------ EXCERPTED RECORDS

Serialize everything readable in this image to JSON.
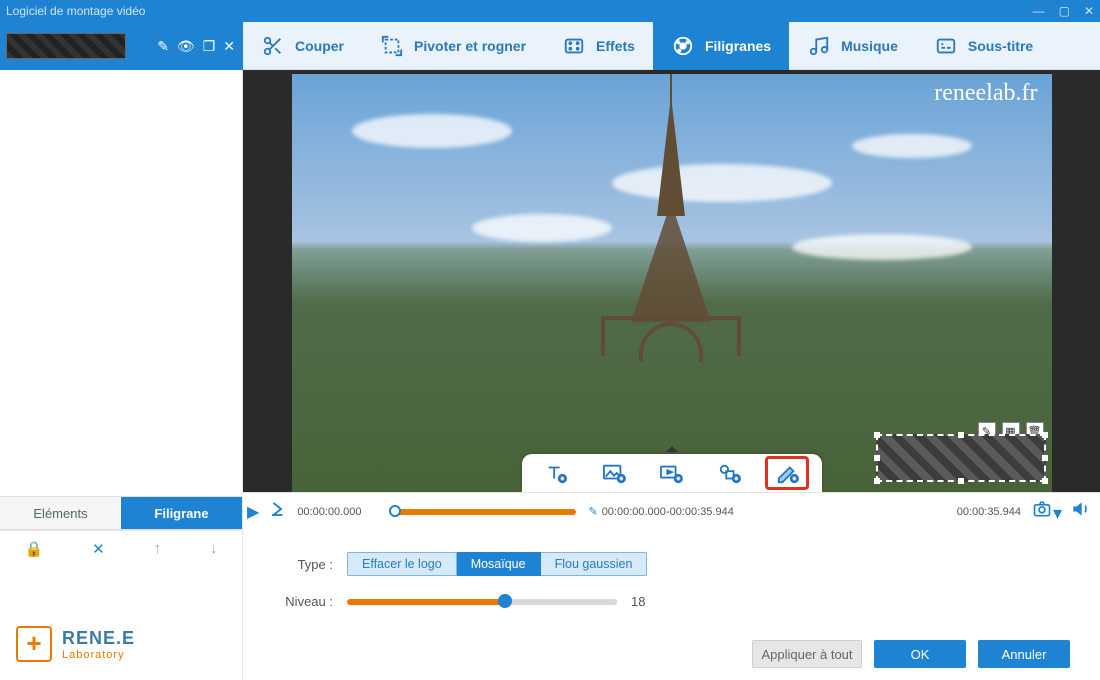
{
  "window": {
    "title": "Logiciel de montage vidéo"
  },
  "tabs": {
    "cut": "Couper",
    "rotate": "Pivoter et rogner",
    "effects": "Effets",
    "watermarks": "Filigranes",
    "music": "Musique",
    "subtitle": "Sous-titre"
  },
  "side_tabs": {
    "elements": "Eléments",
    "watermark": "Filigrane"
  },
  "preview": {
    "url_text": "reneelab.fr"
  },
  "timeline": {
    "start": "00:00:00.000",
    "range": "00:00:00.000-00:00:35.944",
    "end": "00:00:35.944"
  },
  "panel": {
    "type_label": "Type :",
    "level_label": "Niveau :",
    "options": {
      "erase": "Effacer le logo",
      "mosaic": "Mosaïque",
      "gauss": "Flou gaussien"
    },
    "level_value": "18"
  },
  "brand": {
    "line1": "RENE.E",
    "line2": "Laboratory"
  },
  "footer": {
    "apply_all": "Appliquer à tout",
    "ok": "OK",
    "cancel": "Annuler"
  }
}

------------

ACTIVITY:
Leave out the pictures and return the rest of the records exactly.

TASK SOLUTION:
Serialize everything readable in this image to JSON.
{
  "window": {
    "title": "Logiciel de montage vidéo"
  },
  "tabs": {
    "cut": "Couper",
    "rotate": "Pivoter et rogner",
    "effects": "Effets",
    "watermarks": "Filigranes",
    "music": "Musique",
    "subtitle": "Sous-titre"
  },
  "side_tabs": {
    "elements": "Eléments",
    "watermark": "Filigrane"
  },
  "preview": {
    "url_text": "reneelab.fr"
  },
  "timeline": {
    "start": "00:00:00.000",
    "range": "00:00:00.000-00:00:35.944",
    "end": "00:00:35.944"
  },
  "panel": {
    "type_label": "Type :",
    "level_label": "Niveau :",
    "options": {
      "erase": "Effacer le logo",
      "mosaic": "Mosaïque",
      "gauss": "Flou gaussien"
    },
    "level_value": "18"
  },
  "brand": {
    "line1": "RENE.E",
    "line2": "Laboratory"
  },
  "footer": {
    "apply_all": "Appliquer à tout",
    "ok": "OK",
    "cancel": "Annuler"
  }
}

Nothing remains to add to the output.